LA Times: Mohammad Mohaqeq has been doing something unusual in Afghan politics: posting pictures of wife Waheeda on social media. In one recent image, the senior government official poses beside her and their 7-year-old daughter, Hadiya, in front of a crystal-clear lake in the northern province of Bamian. Click here to read more (external link).
Xinhua: “The endemic war has destroyed our life, you see, it is more than three decades that the flames of war have been devouring the Afghans and this country. Today my greatest wish is to see ending of the war and restoring lasting peace in Afghanistan,” said a jubilant Kabul resident Mohammad Musa. Click here to
Tolo News: President Ashraf Ghani Thursday has approved the amended draft of the Census Law to authorize the printing of the word “Afghan” on the electronic ID cards as the “nationality and ethnicity” of the holder of the card, the Presidential Palace said in a statement. The long-debated matter was considered as a ‘potential hurdle’ for
Hekmat Sorosh VOA News / February 23, 2017 KABUL — At 21, Shagofa Alikozay is a bright woman who isn’t far removed from childhood in Afghanistan, which she illustrates with her photos, sketches and poetry. Her goal is to bring to light the challenges, problems and miseries of living in one of the world’s poorest countries,
ISLAMABAD, Jan. 31 (Xinhua) — Pakistan army said on Tuesday the country is not involved in acts of terror in neighhbouring Afghanistan. Comments by the army spokesman, Major-General Asif Ghafoor, came at a time when relationship between Pakistan and Afghanistan is tense. Both countries routinely accuse each other of loose border control that enable the
Al Jazeera: Afghanistan’s history is full of such anecdotes and lore about a substantial thriving community of Hindus and Sikhs who have called this country their home over the centuries. But, sociologists note, the population of Hindu and Sikh minorities has seen a drastic decline over the past several decades. Click here to read more (external link).

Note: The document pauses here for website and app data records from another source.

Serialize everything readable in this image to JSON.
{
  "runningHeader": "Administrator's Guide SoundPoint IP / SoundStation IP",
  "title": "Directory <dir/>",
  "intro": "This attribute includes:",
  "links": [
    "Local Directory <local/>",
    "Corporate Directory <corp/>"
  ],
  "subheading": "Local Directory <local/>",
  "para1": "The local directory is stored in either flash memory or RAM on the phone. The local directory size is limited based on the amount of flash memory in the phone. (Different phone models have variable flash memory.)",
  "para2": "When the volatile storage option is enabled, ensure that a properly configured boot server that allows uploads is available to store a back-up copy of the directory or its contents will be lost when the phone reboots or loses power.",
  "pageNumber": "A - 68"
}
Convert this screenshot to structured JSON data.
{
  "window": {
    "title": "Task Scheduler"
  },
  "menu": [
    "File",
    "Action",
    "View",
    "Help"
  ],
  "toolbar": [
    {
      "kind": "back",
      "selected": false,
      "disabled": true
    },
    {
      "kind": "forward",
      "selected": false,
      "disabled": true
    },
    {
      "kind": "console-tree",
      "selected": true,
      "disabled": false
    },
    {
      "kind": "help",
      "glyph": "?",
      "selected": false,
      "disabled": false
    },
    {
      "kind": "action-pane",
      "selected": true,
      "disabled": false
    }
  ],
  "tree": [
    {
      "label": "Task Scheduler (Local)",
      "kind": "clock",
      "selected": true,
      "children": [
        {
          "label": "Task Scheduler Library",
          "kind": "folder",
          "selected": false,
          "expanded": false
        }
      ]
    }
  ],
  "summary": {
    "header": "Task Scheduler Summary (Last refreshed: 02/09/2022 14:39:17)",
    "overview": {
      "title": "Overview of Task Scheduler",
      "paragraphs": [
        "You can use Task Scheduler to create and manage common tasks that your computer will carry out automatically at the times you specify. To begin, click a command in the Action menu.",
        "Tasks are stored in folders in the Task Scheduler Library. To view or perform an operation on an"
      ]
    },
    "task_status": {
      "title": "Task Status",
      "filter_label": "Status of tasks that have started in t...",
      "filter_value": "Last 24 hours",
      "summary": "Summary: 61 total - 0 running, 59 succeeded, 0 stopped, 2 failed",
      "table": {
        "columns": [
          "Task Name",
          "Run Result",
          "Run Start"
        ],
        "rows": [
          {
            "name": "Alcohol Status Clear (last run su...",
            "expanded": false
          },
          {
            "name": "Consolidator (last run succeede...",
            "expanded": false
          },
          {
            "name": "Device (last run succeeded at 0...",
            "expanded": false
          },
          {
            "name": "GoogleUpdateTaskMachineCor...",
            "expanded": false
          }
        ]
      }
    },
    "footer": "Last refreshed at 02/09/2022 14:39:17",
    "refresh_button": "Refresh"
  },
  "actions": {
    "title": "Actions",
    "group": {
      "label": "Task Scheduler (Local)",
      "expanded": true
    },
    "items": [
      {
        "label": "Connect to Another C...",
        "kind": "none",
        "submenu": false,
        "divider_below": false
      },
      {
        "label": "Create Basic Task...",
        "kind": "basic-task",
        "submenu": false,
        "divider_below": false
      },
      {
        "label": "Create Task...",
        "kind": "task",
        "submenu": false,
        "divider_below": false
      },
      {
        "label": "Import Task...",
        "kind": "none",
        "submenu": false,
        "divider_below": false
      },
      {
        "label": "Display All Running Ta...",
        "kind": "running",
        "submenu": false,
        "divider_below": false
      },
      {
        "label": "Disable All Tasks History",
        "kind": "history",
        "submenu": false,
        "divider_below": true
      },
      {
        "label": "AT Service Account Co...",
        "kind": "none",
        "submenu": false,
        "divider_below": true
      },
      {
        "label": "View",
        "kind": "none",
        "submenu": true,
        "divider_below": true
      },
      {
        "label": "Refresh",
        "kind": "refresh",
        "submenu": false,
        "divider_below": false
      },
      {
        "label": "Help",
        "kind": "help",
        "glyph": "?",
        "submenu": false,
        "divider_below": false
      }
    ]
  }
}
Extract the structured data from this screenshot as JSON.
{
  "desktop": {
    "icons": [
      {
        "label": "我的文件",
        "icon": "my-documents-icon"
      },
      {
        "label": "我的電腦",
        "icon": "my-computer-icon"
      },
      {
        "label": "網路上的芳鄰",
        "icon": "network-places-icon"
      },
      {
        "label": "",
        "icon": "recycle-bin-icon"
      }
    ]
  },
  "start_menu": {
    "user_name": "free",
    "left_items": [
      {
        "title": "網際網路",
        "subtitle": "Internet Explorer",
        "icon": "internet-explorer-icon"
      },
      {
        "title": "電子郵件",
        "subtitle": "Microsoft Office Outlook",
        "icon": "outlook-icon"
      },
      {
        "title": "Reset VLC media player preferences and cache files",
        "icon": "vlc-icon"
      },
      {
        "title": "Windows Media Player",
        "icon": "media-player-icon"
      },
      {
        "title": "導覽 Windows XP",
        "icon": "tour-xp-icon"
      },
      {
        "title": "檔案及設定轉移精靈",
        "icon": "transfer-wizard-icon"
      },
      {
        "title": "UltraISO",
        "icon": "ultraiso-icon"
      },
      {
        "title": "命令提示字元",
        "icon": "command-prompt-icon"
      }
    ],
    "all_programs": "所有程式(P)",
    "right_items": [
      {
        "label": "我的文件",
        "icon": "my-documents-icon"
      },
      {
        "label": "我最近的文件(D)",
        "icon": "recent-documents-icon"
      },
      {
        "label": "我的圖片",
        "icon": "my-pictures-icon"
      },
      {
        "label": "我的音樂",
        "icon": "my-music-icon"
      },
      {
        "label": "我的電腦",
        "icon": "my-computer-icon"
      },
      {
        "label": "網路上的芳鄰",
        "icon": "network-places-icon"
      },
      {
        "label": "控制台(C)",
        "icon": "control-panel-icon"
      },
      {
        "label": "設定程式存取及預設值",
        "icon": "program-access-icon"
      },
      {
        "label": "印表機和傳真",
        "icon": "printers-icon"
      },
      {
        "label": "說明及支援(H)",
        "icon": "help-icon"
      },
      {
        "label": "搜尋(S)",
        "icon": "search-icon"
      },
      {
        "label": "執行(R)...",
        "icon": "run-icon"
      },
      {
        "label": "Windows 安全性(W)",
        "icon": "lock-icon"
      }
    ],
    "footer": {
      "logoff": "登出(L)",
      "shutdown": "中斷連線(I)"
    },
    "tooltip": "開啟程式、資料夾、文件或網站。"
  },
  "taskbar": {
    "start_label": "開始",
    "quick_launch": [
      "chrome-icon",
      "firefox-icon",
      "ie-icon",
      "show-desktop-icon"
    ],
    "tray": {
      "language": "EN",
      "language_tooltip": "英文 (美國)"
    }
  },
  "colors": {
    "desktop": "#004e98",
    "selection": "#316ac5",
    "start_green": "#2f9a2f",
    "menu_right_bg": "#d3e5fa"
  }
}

Narratively.ly: Millennials are roughly defined as those born between the years 1980 and 2001. In Afghanistan, this definition carries an added layer of significance, as these years are the bookends of two particularly catastrophic periods of conflict: 1980, the first year of the Soviet invasion of Afghanistan, and 2001, marking the beginning of the U.S.